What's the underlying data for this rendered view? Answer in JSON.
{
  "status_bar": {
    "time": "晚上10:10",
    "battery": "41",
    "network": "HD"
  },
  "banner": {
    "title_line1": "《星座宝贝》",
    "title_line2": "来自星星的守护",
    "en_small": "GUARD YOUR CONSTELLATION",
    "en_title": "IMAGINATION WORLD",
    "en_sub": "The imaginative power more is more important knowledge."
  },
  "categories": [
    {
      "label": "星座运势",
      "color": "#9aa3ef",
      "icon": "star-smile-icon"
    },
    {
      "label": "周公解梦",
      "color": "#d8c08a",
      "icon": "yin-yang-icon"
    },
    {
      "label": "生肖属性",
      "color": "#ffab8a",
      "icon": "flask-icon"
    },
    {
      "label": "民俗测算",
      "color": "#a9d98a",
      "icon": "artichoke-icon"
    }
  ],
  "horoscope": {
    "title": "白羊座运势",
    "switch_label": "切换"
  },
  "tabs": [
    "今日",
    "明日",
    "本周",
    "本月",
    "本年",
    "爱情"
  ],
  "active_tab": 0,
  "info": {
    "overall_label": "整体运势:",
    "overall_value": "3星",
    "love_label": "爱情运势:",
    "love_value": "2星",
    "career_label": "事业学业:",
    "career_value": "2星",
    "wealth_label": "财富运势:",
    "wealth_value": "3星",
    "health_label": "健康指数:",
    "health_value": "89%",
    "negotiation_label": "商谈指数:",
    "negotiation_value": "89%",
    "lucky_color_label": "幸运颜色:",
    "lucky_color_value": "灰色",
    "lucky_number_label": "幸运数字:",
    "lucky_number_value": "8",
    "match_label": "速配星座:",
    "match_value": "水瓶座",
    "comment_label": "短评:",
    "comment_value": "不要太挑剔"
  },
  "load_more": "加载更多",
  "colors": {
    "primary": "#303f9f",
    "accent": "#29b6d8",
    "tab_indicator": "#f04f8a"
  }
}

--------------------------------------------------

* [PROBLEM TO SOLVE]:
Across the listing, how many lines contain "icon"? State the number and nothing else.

* [SOLUTION]:
4